Funding for the work comes from several pots. The North Central Texas Council of Governments has committed $89.5 million, as well as a possible additional $40.5 million for project contingencies, according to the state transportation department.
The U.S. Transportation Department has invited the developer to apply for a federal loan of up to $537 million under the Transportation Infrastructure Finance and Innovation Act (TIFIA). The developer would then chip in $273 million in private activity bonds and $446 million in equity.
The agreement would also cover maintenance costs.
If the final agreement is reached by early 2013, the construction could begin by mid-2013 and be substantially completed by mid-2018.
“We have been working together with the state for the past three years designing and building the first phase of the North Tarrant Express project, and look forward to getting this next segment along I-35W in Fort Worth underway,” Nicolas Rubio, president of Cintra US, said in a statement released by the state transportation department. “This is one of the most traffic congested areas in the United States, and we are proud to further serve the cities, region and state through our involvement in this public-private partnership as we all strive toward better mobility and a greater quality of life.”
Arlington's image as the largest city in the U.S. without mass transit could be making a dramatic turnaround. A bus service to UT-Arlington is scheduled to being next fall, and it could lead to the creation of a rail line from the campus to CentrePort, just south of DFW Airport. And, as if that's not enough, Arlington is in a position to win a stop on the region's high-speed rail line - yes, that's 200 mph trains - planned for 2020.
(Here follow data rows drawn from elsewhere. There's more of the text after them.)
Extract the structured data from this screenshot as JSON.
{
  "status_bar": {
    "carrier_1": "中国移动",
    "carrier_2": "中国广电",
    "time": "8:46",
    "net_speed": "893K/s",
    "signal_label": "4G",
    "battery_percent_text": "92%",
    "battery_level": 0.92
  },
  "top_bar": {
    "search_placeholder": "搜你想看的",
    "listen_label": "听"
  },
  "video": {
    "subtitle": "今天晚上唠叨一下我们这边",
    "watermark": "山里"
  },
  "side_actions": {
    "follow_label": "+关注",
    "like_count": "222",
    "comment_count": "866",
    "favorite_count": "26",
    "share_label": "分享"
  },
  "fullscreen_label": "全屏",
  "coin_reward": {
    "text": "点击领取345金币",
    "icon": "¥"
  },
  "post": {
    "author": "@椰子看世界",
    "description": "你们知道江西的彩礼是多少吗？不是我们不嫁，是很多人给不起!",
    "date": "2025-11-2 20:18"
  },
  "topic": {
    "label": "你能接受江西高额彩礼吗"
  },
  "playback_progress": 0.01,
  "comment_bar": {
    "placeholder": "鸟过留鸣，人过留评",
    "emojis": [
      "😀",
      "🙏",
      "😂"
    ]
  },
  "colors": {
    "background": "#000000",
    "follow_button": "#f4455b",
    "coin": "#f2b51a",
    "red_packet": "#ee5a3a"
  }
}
I'm at the University of Texas at Arlington this morning, covering a mobility forum sponsored by the Arlington Chamber Foundation. There's a strong list of speakers advocating for more attention to, and funding for, transportation improvements in North Texas.
Here's a pretty cool video that was just shown by Lawrence Olsen, executive VP of Texas Good Roads, showing attendees what expenses they could avoid if they would agree to a $15 hike in annual vehicle registration fees. See what you think:
Updated at 1:15 p.m.